Provided records START

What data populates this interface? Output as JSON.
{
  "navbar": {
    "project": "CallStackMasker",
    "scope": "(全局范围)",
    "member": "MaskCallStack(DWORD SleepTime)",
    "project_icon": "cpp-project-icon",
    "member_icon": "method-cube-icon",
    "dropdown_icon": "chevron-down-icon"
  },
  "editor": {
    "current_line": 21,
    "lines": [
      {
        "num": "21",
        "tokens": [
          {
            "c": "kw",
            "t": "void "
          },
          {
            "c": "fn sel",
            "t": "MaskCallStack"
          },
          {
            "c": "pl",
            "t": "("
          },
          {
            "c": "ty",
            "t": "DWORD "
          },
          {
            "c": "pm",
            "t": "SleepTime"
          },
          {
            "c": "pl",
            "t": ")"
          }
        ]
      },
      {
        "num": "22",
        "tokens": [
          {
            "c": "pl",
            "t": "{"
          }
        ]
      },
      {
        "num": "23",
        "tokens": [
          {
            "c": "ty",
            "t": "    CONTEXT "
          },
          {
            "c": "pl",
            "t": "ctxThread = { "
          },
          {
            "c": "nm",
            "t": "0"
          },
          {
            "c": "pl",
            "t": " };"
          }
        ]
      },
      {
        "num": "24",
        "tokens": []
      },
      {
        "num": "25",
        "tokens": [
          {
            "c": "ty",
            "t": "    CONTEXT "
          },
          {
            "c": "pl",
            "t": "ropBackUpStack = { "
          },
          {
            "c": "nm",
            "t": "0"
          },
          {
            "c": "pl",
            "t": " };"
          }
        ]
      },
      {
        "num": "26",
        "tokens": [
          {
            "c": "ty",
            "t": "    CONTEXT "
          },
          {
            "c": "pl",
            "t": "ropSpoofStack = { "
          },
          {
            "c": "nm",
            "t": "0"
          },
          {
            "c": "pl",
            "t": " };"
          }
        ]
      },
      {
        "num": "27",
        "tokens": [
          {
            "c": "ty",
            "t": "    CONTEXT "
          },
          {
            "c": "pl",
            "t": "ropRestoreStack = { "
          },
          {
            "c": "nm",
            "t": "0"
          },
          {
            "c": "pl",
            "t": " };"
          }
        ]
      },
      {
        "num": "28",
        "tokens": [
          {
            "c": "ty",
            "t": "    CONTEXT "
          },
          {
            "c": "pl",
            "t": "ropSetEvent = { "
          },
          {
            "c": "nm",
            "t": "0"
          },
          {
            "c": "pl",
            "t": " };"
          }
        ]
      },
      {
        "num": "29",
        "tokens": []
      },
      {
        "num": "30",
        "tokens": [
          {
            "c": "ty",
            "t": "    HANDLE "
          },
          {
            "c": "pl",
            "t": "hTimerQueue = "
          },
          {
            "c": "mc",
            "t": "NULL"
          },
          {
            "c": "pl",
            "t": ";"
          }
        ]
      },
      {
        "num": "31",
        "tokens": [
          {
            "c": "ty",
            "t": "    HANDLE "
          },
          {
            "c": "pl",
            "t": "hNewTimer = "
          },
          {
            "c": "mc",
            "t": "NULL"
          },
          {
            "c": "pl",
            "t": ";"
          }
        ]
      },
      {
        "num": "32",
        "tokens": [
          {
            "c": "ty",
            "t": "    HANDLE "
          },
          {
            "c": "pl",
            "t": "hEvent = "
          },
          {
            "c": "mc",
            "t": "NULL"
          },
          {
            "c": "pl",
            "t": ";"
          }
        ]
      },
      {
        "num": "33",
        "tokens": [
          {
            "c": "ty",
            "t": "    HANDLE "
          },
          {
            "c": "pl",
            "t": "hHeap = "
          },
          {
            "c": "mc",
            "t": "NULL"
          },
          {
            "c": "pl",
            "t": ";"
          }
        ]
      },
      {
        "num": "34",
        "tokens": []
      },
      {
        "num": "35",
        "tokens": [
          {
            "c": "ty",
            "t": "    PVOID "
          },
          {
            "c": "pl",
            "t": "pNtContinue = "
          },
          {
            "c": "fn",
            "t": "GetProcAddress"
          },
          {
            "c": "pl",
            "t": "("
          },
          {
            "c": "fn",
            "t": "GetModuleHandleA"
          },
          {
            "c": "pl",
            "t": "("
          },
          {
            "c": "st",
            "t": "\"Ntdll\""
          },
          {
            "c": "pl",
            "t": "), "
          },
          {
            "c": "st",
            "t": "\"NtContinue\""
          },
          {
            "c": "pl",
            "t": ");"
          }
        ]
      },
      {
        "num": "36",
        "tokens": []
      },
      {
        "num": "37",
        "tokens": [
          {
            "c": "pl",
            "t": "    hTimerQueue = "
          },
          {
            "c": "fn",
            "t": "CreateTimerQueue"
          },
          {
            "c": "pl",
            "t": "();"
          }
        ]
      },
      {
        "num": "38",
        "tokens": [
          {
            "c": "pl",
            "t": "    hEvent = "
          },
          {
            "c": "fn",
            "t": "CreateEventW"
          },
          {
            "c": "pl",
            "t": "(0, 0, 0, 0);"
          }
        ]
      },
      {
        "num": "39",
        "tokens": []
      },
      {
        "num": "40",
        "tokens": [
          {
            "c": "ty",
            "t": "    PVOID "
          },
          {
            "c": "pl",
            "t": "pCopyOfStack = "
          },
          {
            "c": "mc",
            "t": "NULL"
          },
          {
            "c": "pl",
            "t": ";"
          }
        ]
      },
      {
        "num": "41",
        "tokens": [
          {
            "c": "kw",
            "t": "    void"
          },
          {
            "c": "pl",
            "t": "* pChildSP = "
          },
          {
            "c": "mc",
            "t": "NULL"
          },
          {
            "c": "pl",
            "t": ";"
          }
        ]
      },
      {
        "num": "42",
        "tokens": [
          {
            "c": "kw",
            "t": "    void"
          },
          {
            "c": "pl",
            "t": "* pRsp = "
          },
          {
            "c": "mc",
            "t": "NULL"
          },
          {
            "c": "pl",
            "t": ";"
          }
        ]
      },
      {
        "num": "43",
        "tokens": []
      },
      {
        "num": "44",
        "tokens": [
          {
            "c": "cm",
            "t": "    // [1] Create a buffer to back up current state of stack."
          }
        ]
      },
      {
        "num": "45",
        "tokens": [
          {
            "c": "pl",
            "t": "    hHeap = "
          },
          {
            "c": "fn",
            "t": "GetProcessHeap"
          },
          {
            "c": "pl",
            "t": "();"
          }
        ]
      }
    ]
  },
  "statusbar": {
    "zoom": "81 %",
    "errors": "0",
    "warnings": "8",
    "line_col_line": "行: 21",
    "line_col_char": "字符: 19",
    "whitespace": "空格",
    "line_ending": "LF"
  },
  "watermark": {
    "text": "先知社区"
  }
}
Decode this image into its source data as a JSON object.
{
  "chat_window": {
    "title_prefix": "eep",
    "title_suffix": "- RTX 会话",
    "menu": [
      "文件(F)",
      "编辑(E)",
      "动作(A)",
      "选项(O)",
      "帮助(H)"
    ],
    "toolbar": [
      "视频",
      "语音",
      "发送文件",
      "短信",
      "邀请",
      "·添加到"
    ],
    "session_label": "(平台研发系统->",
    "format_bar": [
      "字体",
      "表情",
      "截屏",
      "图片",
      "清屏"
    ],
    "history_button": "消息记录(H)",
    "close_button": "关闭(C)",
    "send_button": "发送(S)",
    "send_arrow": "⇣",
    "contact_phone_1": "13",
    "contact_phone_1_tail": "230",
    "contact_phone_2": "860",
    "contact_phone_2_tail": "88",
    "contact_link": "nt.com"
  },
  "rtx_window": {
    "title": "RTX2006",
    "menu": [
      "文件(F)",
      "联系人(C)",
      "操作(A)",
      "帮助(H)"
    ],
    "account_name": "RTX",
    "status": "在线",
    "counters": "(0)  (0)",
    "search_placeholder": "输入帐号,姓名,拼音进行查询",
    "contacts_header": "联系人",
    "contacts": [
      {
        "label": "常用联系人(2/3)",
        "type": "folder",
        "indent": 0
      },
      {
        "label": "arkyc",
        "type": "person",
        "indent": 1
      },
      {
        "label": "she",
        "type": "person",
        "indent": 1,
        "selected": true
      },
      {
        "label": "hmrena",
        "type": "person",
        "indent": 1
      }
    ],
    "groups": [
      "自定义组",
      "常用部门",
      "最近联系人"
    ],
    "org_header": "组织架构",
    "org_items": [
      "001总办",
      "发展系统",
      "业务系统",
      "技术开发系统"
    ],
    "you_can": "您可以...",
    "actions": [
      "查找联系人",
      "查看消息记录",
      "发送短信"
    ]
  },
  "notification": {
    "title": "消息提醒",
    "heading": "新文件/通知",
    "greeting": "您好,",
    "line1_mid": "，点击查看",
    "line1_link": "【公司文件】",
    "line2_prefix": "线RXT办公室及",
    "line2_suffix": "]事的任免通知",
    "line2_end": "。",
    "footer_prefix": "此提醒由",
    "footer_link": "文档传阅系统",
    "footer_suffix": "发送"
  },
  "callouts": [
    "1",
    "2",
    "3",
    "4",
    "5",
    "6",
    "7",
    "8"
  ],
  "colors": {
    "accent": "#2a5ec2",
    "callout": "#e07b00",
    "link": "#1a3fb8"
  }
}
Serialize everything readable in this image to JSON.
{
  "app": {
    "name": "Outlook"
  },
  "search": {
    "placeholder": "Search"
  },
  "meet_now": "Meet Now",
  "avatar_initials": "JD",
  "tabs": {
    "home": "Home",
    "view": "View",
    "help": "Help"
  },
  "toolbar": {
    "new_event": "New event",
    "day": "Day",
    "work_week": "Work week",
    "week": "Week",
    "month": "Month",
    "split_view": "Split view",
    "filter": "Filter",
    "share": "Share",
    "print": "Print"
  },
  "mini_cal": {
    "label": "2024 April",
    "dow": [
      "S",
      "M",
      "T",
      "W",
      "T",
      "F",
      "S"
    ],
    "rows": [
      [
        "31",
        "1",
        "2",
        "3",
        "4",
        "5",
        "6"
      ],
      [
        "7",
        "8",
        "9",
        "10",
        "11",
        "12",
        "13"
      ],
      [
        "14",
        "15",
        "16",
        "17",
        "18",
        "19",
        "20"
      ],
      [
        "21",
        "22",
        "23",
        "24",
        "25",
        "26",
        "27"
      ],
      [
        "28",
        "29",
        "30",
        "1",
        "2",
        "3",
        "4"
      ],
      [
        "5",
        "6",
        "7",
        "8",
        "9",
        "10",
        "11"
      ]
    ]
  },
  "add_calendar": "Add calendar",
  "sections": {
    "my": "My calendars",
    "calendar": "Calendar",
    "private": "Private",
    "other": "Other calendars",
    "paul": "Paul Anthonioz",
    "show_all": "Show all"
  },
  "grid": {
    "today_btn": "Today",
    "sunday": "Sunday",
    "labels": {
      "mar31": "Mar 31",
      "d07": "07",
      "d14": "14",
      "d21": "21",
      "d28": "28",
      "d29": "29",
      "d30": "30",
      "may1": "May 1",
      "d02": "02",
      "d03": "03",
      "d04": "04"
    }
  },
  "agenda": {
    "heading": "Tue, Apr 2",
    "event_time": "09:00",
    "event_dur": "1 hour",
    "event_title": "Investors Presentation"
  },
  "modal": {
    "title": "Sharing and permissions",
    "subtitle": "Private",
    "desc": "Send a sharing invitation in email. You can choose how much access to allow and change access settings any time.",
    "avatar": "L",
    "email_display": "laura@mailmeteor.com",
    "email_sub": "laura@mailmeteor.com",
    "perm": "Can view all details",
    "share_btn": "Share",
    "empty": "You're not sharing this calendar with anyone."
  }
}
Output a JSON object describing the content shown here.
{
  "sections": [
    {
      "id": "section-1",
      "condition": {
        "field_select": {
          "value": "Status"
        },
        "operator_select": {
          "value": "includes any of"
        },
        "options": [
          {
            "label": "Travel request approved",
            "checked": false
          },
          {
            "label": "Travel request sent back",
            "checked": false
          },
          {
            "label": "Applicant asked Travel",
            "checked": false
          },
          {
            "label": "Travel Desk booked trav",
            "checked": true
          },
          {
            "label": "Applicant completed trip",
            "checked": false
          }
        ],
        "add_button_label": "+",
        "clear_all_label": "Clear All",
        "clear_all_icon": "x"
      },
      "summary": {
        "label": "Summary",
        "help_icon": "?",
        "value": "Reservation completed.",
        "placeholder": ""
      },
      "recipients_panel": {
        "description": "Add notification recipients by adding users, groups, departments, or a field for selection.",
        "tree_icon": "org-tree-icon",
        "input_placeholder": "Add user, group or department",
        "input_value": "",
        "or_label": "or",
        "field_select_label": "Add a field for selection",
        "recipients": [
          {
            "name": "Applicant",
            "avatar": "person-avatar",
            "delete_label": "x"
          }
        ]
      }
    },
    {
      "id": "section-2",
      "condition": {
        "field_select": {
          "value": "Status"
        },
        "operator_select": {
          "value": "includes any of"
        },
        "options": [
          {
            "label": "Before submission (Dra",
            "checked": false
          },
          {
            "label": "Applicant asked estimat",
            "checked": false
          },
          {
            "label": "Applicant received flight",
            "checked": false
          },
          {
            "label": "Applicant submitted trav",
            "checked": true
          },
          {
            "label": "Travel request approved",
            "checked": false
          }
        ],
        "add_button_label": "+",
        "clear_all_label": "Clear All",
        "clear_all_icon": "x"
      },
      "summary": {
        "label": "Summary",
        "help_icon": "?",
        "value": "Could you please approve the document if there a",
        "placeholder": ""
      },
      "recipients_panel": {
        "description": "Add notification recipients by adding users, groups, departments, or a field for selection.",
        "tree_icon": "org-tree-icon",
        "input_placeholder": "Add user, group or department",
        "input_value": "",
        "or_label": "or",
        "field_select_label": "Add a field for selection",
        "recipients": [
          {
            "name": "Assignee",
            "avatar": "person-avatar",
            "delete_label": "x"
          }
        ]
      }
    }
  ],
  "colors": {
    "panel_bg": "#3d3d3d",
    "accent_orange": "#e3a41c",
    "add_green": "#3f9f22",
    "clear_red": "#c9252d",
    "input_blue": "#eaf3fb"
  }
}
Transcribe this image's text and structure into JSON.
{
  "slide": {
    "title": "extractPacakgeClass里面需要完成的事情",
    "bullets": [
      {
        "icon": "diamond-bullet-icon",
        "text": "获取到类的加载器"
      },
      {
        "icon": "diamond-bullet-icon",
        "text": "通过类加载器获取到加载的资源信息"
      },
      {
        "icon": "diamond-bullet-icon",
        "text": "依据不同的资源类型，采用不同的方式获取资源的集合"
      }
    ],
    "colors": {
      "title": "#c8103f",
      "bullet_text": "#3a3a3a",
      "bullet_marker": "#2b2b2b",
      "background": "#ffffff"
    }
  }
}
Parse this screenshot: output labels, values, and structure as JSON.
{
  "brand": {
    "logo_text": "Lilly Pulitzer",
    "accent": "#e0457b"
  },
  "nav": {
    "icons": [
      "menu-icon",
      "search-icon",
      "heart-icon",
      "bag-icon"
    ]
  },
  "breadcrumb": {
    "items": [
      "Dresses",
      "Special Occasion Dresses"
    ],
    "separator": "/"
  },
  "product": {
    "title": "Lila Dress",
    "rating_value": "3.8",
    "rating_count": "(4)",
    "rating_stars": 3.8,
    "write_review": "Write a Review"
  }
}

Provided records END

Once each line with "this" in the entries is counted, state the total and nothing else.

6